SACRAMENTO, Calif. -- Drought is once again knocking on the doors of California farmers, who provide the nation's supermarkets with more than half of their produce.
A year after record rainfall put an end to a seven-year dry spell that was one of California's worst droughts on record, some farmers here will get only one-third of the water they have contracted to receive from the state -- water they desperately need to irrigate their fields in a state that receives virtually no rain during the growing season.
The reason for the cutbacks: The state received about half its normal precipitation during the 1993-94 rainy season, which officially ended May 1. That makes 1994 a "critically dry year" by state standards.
The only thing keeping state water officials from declaring a drought emergency are good supplies of water on reserve. The state's 155 major reservoirs are at 95% of normal levels. But this won't help farmers. Strong laws are in place to keep much of that water right where it is. Otherwise, state officials say, drought conditions will surely return in 1995, which would result in mandatory water rationing and even less water for the farmers next year.

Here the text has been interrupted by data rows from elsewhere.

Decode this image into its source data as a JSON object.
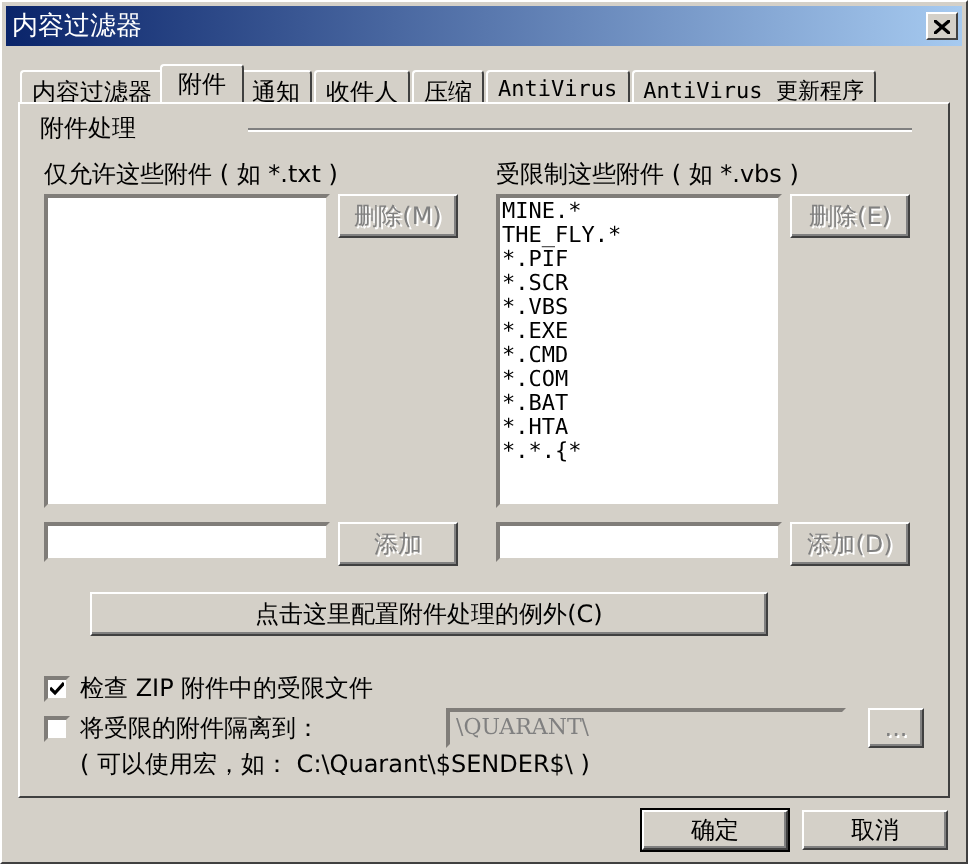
{
  "window": {
    "title": "内容过滤器"
  },
  "tabs": [
    {
      "label": "内容过滤器",
      "selected": false
    },
    {
      "label": "附件",
      "selected": true
    },
    {
      "label": "通知",
      "selected": false
    },
    {
      "label": "收件人",
      "selected": false
    },
    {
      "label": "压缩",
      "selected": false
    },
    {
      "label": "AntiVirus",
      "selected": false
    },
    {
      "label": "AntiVirus 更新程序",
      "selected": false
    }
  ],
  "group_title": "附件处理",
  "lists": [
    {
      "label": "仅允许这些附件 ( 如 *.txt )",
      "delete_button": {
        "label": "删除(M)",
        "disabled": true
      },
      "add_button": {
        "label": "添加",
        "disabled": true
      }
    },
    {
      "label": "受限制这些附件 ( 如 *.vbs )",
      "items": [
        "MINE.*",
        "THE_FLY.*",
        "*.PIF",
        "*.SCR",
        "*.VBS",
        "*.EXE",
        "*.CMD",
        "*.COM",
        "*.BAT",
        "*.HTA",
        "*.*.{*"
      ],
      "delete_button": {
        "label": "删除(E)",
        "disabled": true
      },
      "add_button": {
        "label": "添加(D)",
        "disabled": true
      }
    }
  ],
  "exceptions_button": {
    "label": "点击这里配置附件处理的例外(C)"
  },
  "checkboxes": [
    {
      "label": "检查 ZIP 附件中的受限文件",
      "checked": true
    },
    {
      "label": "将受限的附件隔离到：",
      "checked": false
    }
  ],
  "quarantine": {
    "value": "\\QUARANT\\",
    "disabled": true,
    "browse_button": {
      "label": "...",
      "disabled": true
    }
  },
  "hint": "( 可以使用宏，如： C:\\Quarant\\$SENDER$\\ )",
  "buttons": [
    {
      "label": "确定",
      "default": true
    },
    {
      "label": "取消",
      "default": false
    }
  ]
}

What does all this mean for consumers of fresh produce from California? Not much, at least for now, say agriculture officials.
"The water cutbacks shouldn't have a significant impact on supplies or prices of produce," said Dave Kranz, a spokesman for the Sacramento-based California Farm Bureau Federation, the state's largest farm organization, representing 75,000 members.
"There really shouldn't be a discernible impact felt at supermarkets this year," he said. "The concern we have is the cumulative impact over many years as farmers may choose to cut production or go out of business."
Kranz pointed out that many farmers this year will opt for planting higher value crops from which they can get the best return from the reduced supplies of water. Farmers who typically plant grains, for example, may turn to fruit and vegetable crops that command higher margins. But such a move won't sustain the industry, he warned.
The problems will come down the road as farmers run out of sources for water or run out of money to buy it. Even though 1993 saw record-breaking precipitation, it was only enough to replenish reservoirs that had been depleted during the drought years. There was no surplus for state farmers.
As a result, the state and federal water projects -- which supply about 25% of the water used by farmers -- continued to impose drought-time cutbacks last year. "So, in effect, the drought has never really ended for state farmers," Kranz said.
The only savior for farmers has been the ability to buy water from local sources or to pump water from underground supplies. These two options come with high costs -- costs that have come right out of a farmer's margins for the last eight or nine years, said Kranz.
Some farmers have found they can no longer afford to stay in business, state officials say. And, as costs are anticipated to increase, the outlook is bleak for the future of many farming in a state racked by drought and recession.